√ I prefer using a glass pie dish when I make pie. Why? Glass dishes conduct heat evenly, which allows the bottom of the crust to bake thoroughly. Also, you’ll be able to see when the sides and bottom of the crust has browned.
√ Keep everything cold. Cold fats are key, as you now know. On a hot day, you can even measure and chill your flour in the refrigerator before beginning. When taking the pie crust out of the refrigerator to roll out and fill, make sure your pie filling is ready to go. If not, keep the pie crust in the refrigerator until it is.
√ Preheat the oven so that the cold dough will go into a hot oven.
√ If your pie recipe requires pre-baking, use pie weights. Without pie weights, the dough will puff up, then shrink. Pie weights are made from metal or ceramic beads and work to weigh down the crust to prevent the puffing/shrinking. Dried beans can also be used! Whichever you choose, be sure to line the crust with parchment, then fill the empty pie crust with the weights all the way to the top of the pie dish rim prior to baking. More on pie weights.

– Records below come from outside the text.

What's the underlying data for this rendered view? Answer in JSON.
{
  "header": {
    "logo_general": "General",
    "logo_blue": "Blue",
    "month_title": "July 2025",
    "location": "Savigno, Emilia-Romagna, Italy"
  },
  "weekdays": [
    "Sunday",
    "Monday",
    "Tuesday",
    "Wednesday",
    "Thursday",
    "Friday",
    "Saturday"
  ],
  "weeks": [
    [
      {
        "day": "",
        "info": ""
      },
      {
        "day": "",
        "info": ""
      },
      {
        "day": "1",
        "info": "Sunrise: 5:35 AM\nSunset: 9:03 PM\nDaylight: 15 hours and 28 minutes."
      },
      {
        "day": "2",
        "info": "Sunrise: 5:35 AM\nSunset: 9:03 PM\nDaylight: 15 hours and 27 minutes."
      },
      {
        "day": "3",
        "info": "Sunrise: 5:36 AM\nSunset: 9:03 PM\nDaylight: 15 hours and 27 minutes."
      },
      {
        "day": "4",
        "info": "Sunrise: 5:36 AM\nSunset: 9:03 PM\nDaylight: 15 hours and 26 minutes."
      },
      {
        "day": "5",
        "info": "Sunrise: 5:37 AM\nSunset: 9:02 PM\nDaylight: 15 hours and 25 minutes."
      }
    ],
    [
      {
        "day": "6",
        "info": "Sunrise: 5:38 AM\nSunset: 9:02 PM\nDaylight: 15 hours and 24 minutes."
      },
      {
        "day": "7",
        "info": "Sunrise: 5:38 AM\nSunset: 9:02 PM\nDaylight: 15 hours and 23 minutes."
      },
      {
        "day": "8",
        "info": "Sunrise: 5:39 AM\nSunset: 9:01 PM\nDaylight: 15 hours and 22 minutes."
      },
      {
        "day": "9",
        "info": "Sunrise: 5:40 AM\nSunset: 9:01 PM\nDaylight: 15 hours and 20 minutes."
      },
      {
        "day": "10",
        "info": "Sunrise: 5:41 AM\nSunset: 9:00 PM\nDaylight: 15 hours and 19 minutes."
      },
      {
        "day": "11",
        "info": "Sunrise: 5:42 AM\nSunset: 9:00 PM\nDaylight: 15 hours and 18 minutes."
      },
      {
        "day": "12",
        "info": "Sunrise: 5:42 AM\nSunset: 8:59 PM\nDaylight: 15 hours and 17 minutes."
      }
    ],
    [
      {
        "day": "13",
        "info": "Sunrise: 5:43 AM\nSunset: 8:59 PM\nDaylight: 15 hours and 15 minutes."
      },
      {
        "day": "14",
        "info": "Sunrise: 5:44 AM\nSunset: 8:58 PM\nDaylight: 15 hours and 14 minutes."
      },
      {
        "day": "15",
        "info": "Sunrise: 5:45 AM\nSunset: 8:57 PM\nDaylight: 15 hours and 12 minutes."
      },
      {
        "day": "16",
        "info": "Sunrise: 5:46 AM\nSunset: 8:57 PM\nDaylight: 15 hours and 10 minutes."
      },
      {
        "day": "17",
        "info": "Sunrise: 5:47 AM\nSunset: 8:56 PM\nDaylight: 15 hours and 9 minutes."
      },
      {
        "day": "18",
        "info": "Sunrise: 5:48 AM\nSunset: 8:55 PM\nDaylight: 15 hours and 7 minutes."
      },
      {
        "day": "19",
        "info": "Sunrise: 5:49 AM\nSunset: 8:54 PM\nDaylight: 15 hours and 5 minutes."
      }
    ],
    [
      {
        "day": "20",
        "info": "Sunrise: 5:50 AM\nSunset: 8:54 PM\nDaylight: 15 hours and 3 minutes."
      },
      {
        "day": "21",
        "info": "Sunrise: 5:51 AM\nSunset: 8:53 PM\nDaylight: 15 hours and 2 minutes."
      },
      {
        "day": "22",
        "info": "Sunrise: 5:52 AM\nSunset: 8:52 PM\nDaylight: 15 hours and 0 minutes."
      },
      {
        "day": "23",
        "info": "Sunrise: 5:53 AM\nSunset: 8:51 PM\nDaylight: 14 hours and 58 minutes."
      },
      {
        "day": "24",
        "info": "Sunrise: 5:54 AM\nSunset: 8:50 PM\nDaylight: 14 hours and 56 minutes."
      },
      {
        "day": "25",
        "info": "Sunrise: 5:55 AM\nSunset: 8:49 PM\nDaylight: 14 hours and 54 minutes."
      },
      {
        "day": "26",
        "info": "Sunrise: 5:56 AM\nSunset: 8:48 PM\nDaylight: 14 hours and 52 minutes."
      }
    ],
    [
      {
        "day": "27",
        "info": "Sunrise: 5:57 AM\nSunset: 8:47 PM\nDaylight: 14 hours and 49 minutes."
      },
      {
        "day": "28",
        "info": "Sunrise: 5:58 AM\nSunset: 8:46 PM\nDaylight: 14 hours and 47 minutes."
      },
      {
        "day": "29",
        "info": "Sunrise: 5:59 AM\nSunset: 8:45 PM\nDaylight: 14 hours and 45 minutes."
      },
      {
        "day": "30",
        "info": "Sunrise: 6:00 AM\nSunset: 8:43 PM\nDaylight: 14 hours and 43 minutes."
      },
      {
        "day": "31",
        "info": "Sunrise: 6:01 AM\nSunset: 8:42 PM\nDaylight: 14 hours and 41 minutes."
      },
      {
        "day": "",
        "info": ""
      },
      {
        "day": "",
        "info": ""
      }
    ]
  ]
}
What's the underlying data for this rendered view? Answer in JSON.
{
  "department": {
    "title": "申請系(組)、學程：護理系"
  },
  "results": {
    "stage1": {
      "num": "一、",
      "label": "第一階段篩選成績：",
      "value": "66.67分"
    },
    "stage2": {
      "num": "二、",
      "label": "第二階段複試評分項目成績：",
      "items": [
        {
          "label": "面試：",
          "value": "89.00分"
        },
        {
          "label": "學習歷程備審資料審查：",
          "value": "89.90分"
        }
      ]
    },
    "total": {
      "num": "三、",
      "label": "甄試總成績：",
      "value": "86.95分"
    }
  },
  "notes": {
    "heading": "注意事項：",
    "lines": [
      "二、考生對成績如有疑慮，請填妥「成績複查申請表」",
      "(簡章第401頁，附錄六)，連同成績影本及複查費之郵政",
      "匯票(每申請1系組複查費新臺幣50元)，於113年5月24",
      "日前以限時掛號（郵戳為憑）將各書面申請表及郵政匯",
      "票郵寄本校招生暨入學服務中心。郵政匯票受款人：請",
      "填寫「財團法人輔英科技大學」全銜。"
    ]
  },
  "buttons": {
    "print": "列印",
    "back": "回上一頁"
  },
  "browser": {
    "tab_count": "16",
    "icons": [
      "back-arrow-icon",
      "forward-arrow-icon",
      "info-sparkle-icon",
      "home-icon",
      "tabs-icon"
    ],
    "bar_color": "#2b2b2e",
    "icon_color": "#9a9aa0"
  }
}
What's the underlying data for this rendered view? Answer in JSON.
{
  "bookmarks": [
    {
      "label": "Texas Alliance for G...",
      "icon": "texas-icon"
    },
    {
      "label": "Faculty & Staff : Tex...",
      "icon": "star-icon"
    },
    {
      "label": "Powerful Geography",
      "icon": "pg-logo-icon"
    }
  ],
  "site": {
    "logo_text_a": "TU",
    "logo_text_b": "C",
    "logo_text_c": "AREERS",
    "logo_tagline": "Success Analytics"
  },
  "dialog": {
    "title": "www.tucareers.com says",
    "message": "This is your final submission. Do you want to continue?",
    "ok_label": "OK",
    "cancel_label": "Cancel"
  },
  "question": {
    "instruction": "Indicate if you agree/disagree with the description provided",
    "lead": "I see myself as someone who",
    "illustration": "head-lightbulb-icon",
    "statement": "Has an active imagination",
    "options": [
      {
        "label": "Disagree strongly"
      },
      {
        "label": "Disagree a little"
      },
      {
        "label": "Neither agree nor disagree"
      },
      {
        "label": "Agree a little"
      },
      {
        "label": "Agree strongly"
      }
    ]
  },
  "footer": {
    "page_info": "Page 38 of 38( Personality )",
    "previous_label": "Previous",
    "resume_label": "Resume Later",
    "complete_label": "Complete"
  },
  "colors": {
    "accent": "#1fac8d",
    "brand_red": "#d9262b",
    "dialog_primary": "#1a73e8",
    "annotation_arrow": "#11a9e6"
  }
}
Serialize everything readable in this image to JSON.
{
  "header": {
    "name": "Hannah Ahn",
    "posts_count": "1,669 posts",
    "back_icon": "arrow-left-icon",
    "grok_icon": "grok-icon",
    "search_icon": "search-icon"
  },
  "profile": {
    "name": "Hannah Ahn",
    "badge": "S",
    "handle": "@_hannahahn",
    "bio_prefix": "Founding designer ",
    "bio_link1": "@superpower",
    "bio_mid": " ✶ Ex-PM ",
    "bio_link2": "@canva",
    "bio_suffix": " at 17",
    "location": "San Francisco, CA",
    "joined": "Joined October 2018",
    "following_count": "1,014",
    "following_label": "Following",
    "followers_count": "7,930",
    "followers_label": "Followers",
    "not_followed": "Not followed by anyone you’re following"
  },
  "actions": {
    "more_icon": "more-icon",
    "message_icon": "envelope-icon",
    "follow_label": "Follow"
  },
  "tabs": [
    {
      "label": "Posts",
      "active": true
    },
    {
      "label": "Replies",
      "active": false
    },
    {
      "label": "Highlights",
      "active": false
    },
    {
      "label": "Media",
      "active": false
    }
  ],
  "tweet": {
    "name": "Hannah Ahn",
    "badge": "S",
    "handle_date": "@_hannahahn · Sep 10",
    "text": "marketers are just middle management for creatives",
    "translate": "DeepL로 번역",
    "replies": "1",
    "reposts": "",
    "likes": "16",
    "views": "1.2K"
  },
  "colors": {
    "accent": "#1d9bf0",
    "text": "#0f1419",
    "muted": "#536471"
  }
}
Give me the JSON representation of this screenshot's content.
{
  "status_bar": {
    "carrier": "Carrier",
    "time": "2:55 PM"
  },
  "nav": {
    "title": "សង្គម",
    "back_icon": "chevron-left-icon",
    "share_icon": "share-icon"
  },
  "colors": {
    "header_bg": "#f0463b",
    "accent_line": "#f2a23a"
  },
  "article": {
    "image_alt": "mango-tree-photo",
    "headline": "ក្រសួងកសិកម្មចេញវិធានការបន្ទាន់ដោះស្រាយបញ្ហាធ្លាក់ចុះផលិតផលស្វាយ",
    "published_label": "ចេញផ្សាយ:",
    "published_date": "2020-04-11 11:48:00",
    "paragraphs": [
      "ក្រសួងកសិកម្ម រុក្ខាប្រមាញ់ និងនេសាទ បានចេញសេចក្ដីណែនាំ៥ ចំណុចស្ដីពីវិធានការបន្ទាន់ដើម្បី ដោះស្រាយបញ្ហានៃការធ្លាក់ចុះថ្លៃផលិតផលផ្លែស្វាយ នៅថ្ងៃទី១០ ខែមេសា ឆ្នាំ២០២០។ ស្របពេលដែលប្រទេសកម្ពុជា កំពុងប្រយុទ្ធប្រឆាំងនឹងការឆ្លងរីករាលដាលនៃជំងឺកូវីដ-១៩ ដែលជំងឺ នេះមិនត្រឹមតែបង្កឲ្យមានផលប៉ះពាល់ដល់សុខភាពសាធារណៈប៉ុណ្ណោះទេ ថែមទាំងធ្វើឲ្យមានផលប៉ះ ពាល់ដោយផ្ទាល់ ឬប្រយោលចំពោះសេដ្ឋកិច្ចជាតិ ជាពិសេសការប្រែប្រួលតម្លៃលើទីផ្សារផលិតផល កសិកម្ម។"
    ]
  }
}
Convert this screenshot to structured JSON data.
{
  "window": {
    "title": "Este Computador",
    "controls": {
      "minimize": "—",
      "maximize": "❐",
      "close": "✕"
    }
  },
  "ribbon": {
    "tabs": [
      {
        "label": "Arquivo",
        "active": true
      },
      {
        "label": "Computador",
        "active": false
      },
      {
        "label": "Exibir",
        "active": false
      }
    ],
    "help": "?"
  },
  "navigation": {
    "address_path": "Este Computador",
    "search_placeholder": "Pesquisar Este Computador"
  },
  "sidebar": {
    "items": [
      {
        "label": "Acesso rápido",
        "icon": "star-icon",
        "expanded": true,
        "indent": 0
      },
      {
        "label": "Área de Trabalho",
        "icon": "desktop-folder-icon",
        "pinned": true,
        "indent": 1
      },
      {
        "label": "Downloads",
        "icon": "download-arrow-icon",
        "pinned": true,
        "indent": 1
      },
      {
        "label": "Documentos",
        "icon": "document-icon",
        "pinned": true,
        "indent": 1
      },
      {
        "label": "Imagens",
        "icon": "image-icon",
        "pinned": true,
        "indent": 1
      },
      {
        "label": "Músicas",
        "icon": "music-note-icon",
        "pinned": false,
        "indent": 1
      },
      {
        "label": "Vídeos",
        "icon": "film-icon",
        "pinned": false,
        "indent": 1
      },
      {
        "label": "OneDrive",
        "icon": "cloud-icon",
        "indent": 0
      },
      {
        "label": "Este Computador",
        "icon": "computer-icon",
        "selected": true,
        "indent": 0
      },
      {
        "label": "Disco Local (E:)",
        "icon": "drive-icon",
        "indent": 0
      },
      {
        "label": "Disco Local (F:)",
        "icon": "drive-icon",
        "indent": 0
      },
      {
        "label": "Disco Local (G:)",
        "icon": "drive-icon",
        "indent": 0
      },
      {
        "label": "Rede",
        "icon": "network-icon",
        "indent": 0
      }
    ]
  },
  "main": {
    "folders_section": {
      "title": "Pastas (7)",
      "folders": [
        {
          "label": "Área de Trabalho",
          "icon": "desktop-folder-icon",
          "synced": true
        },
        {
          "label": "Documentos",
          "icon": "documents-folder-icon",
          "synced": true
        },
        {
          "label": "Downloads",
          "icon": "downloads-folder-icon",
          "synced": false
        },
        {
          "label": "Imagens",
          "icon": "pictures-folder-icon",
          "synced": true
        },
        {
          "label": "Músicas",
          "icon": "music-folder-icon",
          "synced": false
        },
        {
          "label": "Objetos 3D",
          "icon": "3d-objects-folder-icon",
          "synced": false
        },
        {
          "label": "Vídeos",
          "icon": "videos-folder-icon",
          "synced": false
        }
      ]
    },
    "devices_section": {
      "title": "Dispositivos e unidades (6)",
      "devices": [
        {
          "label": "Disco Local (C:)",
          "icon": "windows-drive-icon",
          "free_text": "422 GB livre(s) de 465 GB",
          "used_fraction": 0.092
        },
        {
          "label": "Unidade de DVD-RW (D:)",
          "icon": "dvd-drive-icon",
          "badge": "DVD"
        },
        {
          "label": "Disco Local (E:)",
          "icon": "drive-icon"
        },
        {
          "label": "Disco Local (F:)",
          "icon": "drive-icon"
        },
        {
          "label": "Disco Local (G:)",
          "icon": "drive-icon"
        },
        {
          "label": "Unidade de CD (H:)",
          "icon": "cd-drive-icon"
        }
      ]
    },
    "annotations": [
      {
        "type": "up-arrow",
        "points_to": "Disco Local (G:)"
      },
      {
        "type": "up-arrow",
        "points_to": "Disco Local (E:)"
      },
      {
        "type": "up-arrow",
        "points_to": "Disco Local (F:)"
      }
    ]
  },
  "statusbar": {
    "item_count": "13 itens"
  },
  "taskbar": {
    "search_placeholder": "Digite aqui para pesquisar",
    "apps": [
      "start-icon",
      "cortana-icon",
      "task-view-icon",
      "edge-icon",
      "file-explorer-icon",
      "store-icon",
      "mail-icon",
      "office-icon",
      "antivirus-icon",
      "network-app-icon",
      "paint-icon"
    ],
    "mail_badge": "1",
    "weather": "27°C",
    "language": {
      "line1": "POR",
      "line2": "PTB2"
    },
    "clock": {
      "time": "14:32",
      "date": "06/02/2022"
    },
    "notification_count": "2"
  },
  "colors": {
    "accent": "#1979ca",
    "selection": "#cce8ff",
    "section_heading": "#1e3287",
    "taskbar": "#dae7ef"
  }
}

√ I always, always use a pie crust shield. A shield keeps the crust edge covered, which protects it from browning too quickly or worse– burning. Here is the one I own. Alternatively, you can cover the pie with a piece of aluminum foil. Cut a large circle in the center of the square so the center of the pie is exposed.
√ Prevent a crumbly pie dough. Make sure you use enough water when preparing your pie dough. Too little water will make your dough unworkable. Read more about water above.
√ Prevent a tough baked pie crust. Tough crusts are the result of not enough fat in the crust, as well as overworking the dough. Use the recipe above (plenty of fat) and don’t work the dough too much.
√ Prevent a burnt crust with a pie shield! See above.
Recipes to try using this crust: peach pie (in my cookbook!), chicken pot pie, pumpkin pie, quiche, baked apples, salted pecan pie tarts, blueberry peach pie, homemade pop-tarts!, and salted caramel apple pie.